Where negotiations are possible, the imbalance of power – say between a prison governor and an independent theatre company – demands great diplomatic skill. Geese Theatre, from Birmingham (UK), have been creating life-changing experiences within the criminal justice system for many years, carefully walking the boundary between individual and institutional interests. It can be very difficult, if you work with power, not to accept some of its thinking, even unconsciously. How can an artist work creatively in schools except by thinking about learning outputs if the whole system is geared towards such ideas? Since the 1990s, the British participatory arts sector has found receptive partners in health, education, social care and other public services. It has consequently grown in scale and reach, often doing valuable work with people in great need. It has also influenced the culture of some of those services. But it could also be argued that it has lost much of its independence and capacity for creative action. In parts, it may have become an underfunded and insecure form of ancillary service.

There is no easy or simple answer to these dilemmas. Every artist, every group, must make their own choices, in the very real context of having to pay the bills and put food on the table. Virtue signalling may make us feel better about difficult choices, but only at the cost of self-deception. Still, as I reflect on the work I’ve seen and been involved in over many years I find myself appreciating the indifference of the powerful (including those in the art world) more than I once did. There are so many reasons to want their attention but with it comes – always – more or less subtle constraints on what you can do. The freest and most creative artistic work, it seems to me, is often happening in the gaps and on the margins, in the places and among the people who are least regarded. That is not an answer, and still less a goal: but it may still turn out to be a good place to be in difficult times.
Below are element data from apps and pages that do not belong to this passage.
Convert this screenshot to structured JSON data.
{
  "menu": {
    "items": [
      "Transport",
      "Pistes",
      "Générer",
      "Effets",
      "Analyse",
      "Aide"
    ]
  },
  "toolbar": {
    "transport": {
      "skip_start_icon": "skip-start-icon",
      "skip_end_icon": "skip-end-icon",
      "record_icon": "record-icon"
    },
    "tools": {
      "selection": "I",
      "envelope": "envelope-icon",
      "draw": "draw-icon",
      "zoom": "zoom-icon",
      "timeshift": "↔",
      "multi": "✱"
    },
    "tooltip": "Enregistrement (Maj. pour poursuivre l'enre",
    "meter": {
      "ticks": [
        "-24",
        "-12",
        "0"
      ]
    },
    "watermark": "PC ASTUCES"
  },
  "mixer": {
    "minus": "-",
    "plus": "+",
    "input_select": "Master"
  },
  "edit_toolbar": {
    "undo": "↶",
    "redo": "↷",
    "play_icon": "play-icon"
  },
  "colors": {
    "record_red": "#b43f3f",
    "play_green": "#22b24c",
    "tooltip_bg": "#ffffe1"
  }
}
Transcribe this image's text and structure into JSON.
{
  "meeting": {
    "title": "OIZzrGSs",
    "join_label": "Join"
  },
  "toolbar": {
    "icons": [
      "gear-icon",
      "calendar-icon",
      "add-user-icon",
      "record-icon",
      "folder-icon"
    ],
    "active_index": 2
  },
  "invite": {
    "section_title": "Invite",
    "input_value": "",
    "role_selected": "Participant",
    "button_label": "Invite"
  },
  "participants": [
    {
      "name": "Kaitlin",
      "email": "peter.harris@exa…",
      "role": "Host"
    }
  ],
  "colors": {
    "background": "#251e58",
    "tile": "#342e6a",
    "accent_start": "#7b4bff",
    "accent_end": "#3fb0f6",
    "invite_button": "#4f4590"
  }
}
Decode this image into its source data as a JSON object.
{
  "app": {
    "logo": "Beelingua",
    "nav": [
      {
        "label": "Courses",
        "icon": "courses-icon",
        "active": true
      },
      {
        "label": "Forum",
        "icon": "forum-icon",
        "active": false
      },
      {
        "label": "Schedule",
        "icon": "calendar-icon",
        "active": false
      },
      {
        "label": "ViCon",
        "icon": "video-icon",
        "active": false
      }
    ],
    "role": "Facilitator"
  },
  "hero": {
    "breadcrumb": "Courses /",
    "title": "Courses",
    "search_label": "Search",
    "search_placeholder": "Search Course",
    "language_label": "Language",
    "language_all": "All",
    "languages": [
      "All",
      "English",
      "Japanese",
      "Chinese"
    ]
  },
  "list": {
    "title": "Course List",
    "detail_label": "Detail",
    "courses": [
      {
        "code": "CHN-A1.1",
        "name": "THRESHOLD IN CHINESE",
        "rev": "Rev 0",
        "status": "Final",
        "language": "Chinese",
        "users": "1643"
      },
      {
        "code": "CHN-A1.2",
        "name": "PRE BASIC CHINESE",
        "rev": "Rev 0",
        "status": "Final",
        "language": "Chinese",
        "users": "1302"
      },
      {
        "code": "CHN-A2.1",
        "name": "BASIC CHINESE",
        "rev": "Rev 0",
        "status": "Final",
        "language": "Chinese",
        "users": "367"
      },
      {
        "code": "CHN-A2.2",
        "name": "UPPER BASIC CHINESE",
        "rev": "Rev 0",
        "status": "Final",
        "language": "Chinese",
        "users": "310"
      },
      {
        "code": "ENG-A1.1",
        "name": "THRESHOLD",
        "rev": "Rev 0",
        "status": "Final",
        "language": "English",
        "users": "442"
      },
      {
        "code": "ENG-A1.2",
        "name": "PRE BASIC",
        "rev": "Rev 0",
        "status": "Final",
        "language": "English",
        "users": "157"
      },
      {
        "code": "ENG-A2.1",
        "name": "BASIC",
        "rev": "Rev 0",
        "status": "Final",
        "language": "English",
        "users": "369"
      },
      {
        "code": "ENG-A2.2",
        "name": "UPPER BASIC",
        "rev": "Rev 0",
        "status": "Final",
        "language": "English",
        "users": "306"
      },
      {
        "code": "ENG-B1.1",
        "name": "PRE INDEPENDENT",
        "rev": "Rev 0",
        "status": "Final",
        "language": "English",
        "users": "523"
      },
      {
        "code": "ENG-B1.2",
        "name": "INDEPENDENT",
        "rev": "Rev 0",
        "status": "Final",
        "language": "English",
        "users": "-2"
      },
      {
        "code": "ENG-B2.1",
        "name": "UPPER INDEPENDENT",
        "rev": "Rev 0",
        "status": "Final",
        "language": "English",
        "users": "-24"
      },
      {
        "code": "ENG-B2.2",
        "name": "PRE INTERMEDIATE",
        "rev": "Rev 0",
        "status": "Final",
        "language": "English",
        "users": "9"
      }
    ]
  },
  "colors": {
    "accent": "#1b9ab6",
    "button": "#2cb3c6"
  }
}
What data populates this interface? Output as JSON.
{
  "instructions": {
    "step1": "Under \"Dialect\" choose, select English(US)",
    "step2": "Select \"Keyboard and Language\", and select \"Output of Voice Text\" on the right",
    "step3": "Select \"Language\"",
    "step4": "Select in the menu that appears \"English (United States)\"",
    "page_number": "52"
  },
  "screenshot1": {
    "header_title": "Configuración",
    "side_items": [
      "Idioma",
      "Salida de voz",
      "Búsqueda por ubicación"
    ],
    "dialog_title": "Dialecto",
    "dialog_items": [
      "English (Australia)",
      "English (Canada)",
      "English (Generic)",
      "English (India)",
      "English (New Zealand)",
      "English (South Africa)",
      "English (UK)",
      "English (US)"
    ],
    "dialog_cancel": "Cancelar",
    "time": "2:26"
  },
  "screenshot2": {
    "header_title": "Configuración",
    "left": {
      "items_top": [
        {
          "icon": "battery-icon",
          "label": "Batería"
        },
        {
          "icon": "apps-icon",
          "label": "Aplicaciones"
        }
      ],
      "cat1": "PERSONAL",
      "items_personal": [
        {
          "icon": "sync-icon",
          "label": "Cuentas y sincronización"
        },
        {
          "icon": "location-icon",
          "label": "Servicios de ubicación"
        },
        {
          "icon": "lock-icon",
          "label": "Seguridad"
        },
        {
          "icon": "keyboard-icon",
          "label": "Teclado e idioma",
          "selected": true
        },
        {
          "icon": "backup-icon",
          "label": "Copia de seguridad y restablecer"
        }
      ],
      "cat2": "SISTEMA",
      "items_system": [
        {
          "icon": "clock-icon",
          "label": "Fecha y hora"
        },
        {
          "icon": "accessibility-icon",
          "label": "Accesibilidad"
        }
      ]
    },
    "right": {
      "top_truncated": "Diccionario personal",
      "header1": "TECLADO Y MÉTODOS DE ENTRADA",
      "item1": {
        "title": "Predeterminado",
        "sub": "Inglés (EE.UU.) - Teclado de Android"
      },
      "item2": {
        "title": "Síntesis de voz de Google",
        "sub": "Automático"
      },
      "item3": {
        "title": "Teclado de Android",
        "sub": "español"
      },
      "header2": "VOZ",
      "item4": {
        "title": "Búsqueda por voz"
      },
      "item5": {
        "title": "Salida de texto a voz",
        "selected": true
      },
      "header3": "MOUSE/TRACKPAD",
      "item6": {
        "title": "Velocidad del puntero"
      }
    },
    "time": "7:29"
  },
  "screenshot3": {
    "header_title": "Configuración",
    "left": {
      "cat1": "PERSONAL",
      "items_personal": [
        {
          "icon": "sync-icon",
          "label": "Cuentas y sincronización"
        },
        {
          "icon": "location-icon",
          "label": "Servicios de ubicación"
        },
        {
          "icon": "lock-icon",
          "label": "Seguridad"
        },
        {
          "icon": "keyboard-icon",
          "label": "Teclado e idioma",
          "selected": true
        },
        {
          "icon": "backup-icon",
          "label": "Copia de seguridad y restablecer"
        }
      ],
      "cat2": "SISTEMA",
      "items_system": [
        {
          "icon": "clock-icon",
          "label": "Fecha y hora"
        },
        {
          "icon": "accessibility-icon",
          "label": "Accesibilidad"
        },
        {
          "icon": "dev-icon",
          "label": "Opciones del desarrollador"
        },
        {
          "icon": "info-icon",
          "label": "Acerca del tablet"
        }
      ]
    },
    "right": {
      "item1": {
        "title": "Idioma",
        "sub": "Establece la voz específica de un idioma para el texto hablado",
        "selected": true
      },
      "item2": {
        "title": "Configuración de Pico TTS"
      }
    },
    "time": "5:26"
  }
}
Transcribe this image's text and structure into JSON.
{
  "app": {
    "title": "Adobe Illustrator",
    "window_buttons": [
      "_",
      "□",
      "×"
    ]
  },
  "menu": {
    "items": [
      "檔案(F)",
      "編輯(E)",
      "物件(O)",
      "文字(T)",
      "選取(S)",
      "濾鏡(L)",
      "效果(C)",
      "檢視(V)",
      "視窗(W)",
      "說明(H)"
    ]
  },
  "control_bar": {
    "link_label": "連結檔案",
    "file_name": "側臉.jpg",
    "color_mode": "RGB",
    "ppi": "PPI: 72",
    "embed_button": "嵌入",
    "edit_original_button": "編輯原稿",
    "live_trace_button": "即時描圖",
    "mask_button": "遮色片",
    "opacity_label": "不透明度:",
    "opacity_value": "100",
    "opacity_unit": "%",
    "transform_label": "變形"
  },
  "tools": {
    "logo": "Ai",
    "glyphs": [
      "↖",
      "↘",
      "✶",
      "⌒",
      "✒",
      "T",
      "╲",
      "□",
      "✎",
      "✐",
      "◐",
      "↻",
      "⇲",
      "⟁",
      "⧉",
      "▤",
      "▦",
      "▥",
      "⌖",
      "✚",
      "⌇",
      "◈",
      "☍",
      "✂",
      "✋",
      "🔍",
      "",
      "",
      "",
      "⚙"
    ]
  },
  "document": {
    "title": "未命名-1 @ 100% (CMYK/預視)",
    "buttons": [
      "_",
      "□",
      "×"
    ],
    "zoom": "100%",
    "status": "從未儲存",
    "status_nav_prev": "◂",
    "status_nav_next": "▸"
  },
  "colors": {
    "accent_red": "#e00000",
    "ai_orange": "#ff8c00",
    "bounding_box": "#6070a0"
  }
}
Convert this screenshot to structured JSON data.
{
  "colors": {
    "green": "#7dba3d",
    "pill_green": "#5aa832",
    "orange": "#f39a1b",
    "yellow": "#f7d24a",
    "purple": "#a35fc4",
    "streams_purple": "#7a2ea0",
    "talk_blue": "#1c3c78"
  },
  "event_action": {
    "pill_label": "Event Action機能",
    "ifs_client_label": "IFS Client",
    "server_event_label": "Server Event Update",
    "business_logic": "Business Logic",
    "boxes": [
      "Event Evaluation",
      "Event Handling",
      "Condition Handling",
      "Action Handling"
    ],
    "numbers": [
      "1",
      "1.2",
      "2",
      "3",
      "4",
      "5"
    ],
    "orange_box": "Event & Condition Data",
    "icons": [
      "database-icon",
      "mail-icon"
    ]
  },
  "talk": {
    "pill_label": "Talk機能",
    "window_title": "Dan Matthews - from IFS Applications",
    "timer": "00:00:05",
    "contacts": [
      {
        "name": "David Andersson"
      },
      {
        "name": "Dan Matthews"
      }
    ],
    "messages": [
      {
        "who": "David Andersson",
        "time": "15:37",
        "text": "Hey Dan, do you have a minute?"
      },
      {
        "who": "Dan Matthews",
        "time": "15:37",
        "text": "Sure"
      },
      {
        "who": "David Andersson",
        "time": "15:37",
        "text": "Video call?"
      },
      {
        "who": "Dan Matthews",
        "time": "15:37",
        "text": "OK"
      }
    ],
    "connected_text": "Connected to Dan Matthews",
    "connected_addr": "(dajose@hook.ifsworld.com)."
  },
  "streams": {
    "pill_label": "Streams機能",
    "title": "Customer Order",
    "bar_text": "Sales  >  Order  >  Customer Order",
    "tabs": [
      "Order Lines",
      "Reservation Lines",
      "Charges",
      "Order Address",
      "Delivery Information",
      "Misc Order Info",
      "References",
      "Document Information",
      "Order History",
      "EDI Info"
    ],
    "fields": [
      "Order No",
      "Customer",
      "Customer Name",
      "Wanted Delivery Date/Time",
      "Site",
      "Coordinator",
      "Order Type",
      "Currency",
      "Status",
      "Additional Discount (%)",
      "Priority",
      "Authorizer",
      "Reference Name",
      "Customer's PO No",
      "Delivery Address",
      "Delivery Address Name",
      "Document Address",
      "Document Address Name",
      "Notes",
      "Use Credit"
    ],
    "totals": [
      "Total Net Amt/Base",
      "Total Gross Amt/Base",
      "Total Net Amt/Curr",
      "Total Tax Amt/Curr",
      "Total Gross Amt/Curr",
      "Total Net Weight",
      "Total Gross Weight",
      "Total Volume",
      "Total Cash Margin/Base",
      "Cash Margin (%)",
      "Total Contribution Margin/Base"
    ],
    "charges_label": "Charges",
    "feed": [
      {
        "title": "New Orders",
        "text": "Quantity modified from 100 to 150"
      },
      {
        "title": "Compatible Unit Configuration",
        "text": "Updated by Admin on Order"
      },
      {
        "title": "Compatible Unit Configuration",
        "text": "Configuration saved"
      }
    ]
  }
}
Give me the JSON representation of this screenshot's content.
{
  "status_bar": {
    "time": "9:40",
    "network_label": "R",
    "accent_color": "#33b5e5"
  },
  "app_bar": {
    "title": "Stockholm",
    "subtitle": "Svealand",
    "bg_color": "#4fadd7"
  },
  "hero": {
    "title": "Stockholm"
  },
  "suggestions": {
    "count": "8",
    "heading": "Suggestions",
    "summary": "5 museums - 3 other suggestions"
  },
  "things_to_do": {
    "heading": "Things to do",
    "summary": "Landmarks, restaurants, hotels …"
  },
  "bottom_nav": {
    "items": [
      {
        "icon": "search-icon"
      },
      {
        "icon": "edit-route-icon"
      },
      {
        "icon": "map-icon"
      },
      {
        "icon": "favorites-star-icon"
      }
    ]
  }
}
Below: a 2 minute video that gives a flavour of Urban Dig’s work in Athens, now with English text